* [Work instructions] Find every line below that contains the word "title" and copy it out.

* [Entries from a dataset of interfaces]
- - -

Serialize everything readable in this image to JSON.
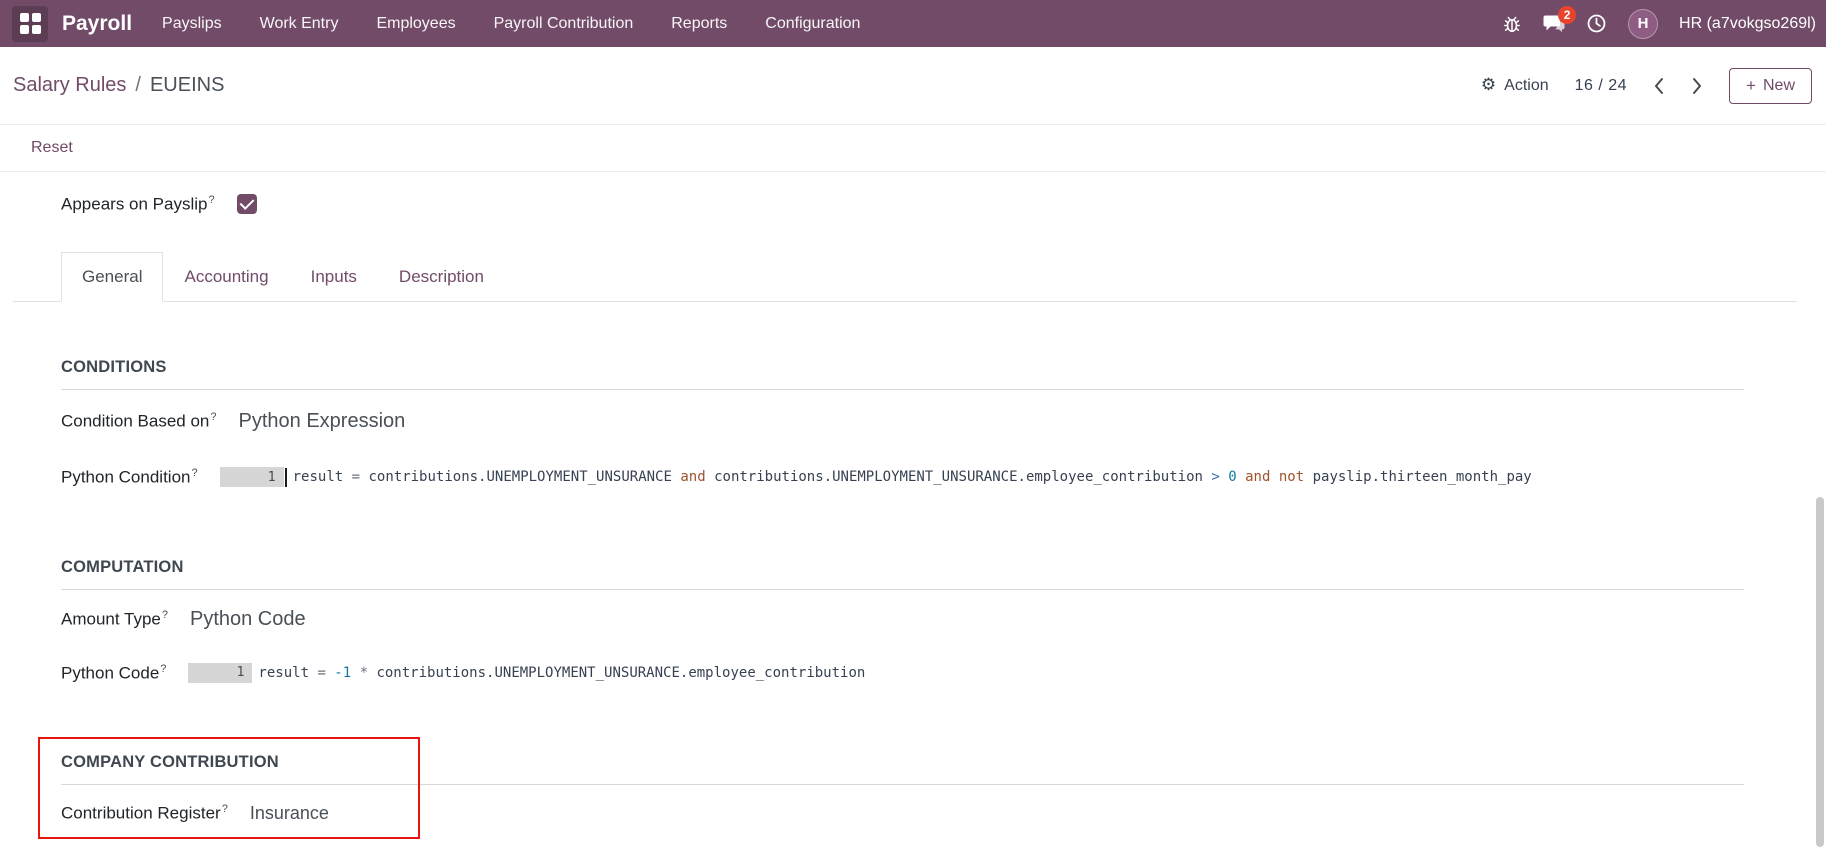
{
  "colors": {
    "navbar": "#714B67",
    "accent": "#714B67",
    "annotation_red": "#e8150f",
    "badge": "#e8432d"
  },
  "nav": {
    "app_name": "Payroll",
    "items": [
      "Payslips",
      "Work Entry",
      "Employees",
      "Payroll Contribution",
      "Reports",
      "Configuration"
    ],
    "message_badge": "2",
    "user_name": "HR (a7vokgso269l)",
    "avatar_initial": "H"
  },
  "breadcrumb": {
    "parent": "Salary Rules",
    "separator": "/",
    "current": "EUEINS"
  },
  "controls": {
    "gear": "⚙",
    "action_label": "Action",
    "pager": "16 / 24",
    "plus": "+",
    "new_label": "New"
  },
  "statusbar": {
    "reset_label": "Reset"
  },
  "form": {
    "help_marker": "?",
    "appears_on_payslip": {
      "label": "Appears on Payslip",
      "checked": true
    },
    "tabs": [
      {
        "label": "General",
        "active": true
      },
      {
        "label": "Accounting",
        "active": false
      },
      {
        "label": "Inputs",
        "active": false
      },
      {
        "label": "Description",
        "active": false
      }
    ],
    "conditions": {
      "title": "CONDITIONS",
      "condition_based_on": {
        "label": "Condition Based on",
        "value": "Python Expression"
      },
      "python_condition": {
        "label": "Python Condition",
        "line_number": "1",
        "code": [
          {
            "t": "result ",
            "c": "v"
          },
          {
            "t": "= ",
            "c": "o2"
          },
          {
            "t": "contributions.UNEMPLOYMENT_UNSURANCE ",
            "c": "v"
          },
          {
            "t": "and",
            "c": "k"
          },
          {
            "t": " contributions.UNEMPLOYMENT_UNSURANCE.employee_contribution ",
            "c": "v"
          },
          {
            "t": "> ",
            "c": "o"
          },
          {
            "t": "0",
            "c": "n"
          },
          {
            "t": " ",
            "c": "v"
          },
          {
            "t": "and",
            "c": "k"
          },
          {
            "t": " ",
            "c": "v"
          },
          {
            "t": "not",
            "c": "k"
          },
          {
            "t": " payslip.thirteen_month_pay",
            "c": "v"
          }
        ]
      }
    },
    "computation": {
      "title": "COMPUTATION",
      "amount_type": {
        "label": "Amount Type",
        "value": "Python Code"
      },
      "python_code": {
        "label": "Python Code",
        "line_number": "1",
        "code": [
          {
            "t": "result ",
            "c": "v"
          },
          {
            "t": "= ",
            "c": "o2"
          },
          {
            "t": "-1",
            "c": "n"
          },
          {
            "t": " ",
            "c": "v"
          },
          {
            "t": "* ",
            "c": "o2"
          },
          {
            "t": "contributions.UNEMPLOYMENT_UNSURANCE.employee_contribution",
            "c": "v"
          }
        ]
      }
    },
    "company_contribution": {
      "title": "COMPANY CONTRIBUTION",
      "contribution_register": {
        "label": "Contribution Register",
        "value": "Insurance"
      }
    }
  }
}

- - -

* [Response to this task]
      "title": "CONDITIONS",
      "title": "COMPUTATION",
      "title": "COMPANY CONTRIBUTION",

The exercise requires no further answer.